© 2019 International Society for Neurochemistry The levels and conformers of alpha-synuclein are critical in the pathogenesis of Parkinson's Disease and related synucleinopathies. Homeostatic mechanisms in protein degradation and secretion have been identified as regulators of alpha-synuclein at different stages of its intracellular trafficking and transcellular propagation. Here we review pathways involved in the removal of various forms of alpha-synuclein from both the intracellular and extracellular environment. Proteasomes and lysosomes are likely to play complementary roles in the removal of intracellular alpha-synuclein species, in a manner that depends on alpha-synuclein post-translational modifications. Extracellular alpha-synuclein is cleared by extracellular proteolytic enzymes, or taken up by neighboring cells, especially microglia and astrocytes, and degraded within lysosomes. Exosomes, on the other hand, represent a vehicle for egress of excess burden of the intracellular protein, potentially contributing to the transfer of alpha-synuclein between cells.
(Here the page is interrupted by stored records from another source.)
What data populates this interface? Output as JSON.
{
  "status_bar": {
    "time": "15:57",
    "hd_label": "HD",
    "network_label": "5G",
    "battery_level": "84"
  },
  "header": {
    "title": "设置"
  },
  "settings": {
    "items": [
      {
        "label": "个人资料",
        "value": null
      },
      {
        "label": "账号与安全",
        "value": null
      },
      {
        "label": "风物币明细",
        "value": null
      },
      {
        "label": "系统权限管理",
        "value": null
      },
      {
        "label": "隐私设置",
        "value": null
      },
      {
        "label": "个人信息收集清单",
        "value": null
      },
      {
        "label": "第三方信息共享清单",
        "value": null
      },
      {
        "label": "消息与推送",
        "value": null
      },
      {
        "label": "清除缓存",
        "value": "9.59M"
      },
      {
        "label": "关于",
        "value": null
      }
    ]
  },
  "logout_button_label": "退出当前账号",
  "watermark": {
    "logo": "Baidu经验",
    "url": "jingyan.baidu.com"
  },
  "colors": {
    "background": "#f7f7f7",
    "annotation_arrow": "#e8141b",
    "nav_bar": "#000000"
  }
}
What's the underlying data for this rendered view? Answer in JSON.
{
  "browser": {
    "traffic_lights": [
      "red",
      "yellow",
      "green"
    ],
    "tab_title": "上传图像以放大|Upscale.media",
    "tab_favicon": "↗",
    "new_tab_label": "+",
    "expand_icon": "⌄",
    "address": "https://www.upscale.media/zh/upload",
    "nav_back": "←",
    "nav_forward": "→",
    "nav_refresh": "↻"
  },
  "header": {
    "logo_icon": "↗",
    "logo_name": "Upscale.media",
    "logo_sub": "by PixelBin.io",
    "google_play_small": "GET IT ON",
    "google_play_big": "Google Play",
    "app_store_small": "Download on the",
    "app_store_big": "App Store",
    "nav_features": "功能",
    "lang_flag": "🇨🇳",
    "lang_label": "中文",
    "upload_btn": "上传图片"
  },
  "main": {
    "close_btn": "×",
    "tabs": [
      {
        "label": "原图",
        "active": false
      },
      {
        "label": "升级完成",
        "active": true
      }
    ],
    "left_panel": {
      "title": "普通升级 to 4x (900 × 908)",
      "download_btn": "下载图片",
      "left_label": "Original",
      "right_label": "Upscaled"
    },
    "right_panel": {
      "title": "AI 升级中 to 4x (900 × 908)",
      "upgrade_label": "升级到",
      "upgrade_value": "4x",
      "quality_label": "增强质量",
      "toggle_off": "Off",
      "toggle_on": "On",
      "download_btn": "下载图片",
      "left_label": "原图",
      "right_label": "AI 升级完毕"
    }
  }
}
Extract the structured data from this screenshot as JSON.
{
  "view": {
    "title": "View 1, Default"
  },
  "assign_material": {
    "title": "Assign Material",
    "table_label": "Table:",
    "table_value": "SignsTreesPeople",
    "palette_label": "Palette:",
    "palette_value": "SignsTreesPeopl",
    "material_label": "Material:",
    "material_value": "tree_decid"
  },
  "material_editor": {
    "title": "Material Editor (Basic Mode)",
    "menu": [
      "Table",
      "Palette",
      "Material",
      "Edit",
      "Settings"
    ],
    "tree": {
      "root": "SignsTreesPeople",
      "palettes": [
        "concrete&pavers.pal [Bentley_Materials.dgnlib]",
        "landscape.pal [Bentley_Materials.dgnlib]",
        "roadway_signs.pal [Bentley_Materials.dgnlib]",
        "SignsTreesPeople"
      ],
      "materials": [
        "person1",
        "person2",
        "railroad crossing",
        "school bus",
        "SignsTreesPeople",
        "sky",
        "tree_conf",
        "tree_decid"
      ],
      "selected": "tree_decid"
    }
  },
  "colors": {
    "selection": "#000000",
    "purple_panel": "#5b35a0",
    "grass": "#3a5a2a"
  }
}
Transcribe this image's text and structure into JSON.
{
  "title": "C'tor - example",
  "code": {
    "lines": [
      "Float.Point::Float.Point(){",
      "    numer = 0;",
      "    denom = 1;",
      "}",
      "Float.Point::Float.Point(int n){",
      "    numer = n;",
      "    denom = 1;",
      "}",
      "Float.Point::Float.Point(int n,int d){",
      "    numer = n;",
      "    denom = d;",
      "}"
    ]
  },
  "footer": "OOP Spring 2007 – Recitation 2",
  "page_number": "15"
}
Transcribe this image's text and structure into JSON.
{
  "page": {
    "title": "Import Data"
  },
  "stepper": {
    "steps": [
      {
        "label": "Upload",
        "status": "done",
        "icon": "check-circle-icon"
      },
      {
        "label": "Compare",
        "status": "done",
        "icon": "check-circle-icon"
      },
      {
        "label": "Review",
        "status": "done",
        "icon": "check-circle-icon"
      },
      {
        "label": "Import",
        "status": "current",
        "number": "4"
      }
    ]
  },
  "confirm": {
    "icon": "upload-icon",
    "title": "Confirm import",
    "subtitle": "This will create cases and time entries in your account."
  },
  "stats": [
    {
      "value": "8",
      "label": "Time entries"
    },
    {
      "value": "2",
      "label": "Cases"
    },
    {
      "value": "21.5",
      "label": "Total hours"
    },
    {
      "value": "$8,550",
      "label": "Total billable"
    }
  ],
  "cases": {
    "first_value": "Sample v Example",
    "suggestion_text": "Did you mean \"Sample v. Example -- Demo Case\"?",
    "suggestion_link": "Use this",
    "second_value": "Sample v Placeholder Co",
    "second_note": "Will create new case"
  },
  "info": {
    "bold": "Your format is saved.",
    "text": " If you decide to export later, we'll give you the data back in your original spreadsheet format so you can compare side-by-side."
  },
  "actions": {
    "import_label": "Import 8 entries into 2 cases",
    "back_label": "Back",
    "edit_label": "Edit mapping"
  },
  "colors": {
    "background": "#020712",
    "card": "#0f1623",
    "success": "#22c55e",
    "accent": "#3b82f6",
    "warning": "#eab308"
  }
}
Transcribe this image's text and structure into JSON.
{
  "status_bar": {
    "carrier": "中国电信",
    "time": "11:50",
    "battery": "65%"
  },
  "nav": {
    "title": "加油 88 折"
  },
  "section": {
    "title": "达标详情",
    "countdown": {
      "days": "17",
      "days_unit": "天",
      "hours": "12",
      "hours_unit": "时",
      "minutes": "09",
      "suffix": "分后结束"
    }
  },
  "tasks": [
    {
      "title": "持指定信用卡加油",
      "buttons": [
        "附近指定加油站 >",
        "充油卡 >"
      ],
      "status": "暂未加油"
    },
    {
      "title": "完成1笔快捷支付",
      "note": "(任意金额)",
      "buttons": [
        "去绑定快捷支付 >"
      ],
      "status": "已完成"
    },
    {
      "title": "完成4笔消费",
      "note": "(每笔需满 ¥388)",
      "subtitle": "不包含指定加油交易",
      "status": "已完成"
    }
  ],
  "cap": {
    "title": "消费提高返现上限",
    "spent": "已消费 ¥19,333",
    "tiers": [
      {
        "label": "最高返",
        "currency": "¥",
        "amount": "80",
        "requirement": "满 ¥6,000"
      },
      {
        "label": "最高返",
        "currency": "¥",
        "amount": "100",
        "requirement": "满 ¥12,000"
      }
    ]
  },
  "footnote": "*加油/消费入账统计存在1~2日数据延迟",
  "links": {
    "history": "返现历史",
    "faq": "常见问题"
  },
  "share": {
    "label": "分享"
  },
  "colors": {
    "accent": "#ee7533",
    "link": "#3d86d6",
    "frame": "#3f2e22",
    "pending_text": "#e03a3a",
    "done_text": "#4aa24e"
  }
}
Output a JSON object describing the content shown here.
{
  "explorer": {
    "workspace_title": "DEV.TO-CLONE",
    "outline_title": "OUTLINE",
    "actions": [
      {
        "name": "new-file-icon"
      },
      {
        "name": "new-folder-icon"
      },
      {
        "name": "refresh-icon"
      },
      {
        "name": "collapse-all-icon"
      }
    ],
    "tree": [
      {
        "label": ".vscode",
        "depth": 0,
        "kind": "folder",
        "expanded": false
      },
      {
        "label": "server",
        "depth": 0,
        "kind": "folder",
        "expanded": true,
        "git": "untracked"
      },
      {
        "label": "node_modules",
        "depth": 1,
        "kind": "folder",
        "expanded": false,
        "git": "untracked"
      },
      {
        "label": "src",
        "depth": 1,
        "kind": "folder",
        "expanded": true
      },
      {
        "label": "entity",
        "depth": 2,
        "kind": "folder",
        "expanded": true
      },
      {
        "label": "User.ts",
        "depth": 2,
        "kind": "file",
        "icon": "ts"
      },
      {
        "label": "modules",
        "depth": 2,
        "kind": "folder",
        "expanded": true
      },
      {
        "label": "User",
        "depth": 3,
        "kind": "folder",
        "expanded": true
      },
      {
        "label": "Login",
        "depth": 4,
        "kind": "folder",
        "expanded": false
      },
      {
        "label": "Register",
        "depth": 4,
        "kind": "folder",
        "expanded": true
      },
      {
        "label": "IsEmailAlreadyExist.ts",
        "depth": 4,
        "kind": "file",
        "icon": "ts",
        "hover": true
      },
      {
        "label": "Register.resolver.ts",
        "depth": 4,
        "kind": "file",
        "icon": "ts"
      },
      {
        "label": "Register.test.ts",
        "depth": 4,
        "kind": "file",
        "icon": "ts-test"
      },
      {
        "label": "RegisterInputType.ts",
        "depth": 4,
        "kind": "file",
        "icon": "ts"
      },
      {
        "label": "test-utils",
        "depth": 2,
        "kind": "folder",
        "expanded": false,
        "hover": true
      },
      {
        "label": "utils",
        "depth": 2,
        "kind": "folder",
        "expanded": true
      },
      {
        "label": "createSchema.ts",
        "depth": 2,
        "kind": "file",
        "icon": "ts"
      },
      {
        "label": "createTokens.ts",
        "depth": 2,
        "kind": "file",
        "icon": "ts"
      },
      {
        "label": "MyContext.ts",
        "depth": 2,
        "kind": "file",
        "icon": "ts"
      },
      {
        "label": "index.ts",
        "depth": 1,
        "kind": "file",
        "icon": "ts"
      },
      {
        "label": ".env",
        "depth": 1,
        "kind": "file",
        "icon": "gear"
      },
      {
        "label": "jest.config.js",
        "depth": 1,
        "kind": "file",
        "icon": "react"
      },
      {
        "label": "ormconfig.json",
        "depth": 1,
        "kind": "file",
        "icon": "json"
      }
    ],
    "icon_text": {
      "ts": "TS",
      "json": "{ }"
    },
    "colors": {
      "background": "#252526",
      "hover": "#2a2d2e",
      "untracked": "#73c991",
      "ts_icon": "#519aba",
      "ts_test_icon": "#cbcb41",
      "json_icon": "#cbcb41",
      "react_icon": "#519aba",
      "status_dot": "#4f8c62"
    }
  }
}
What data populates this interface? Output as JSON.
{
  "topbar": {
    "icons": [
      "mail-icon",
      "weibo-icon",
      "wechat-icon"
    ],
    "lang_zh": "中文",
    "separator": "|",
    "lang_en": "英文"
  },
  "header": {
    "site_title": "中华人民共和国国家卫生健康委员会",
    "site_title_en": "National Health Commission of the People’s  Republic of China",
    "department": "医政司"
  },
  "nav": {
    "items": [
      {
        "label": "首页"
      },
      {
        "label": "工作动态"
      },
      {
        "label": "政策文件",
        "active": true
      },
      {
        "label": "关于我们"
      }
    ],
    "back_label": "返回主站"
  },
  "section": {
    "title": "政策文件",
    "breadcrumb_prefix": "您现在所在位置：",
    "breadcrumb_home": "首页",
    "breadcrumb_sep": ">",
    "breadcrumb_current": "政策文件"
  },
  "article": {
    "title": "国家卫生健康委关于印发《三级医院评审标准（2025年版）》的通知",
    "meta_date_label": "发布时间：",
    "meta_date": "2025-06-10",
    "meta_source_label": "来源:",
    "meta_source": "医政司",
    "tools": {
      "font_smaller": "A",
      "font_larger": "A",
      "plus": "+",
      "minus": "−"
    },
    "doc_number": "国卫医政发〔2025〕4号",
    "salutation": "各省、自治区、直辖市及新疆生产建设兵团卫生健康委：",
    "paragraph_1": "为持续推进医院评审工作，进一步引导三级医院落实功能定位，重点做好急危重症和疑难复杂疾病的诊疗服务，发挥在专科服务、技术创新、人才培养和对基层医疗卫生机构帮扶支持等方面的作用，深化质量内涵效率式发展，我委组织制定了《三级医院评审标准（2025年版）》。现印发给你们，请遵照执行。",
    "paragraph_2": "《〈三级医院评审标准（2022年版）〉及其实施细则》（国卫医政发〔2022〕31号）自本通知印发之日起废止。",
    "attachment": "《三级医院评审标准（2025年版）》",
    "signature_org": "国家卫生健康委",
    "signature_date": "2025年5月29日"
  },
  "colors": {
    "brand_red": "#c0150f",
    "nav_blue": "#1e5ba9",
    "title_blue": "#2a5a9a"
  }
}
Dysfunction in any one of these clearance mechanisms, or a combination thereof, may be involved in the initiation or progression of Parkinson's disease, whereas targeting these pathways may offer an opportunity for therapeutic intervention. (Figure presented.).
Journal of Neurochemistry